** Records from a collection **
══════════════════════════════

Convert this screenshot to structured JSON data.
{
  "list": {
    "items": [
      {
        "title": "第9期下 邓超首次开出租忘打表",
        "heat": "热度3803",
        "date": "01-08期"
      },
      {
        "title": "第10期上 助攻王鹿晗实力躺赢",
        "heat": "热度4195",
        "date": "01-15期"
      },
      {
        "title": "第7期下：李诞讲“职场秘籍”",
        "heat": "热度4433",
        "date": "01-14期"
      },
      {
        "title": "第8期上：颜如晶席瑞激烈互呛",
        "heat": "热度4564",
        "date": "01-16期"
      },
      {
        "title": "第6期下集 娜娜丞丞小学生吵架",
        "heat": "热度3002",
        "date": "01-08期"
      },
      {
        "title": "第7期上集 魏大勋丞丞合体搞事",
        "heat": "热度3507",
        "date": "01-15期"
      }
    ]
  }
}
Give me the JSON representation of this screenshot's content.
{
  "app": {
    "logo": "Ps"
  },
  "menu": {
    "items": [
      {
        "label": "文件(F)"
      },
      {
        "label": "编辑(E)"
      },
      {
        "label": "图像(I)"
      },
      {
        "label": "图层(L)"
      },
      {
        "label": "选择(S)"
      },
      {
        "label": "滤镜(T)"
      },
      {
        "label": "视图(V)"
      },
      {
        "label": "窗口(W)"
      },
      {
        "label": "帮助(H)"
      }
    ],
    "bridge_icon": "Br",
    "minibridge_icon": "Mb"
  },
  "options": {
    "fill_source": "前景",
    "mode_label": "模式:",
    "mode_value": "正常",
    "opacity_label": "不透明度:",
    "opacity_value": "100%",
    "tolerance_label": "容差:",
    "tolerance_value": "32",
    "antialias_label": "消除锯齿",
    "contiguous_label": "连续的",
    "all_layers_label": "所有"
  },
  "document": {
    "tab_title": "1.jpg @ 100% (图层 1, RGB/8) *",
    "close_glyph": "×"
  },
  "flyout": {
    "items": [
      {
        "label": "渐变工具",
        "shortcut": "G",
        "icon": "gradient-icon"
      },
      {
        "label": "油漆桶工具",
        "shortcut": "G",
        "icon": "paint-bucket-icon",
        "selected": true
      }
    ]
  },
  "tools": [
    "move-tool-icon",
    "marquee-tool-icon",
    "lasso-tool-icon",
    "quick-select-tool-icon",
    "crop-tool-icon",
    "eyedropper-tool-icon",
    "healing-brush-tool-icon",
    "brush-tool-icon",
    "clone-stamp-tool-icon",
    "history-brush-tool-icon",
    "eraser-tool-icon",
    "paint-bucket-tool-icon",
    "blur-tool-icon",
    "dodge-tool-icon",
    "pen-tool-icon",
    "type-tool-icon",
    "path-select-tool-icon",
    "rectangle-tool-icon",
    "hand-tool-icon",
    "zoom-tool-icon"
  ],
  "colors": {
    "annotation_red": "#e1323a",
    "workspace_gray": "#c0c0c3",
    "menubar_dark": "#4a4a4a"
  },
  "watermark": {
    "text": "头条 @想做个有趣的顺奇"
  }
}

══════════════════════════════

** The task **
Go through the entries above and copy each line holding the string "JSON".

** Reply **
Convert this screenshot to structured JSON data.
Give me the JSON representation of this screenshot's content.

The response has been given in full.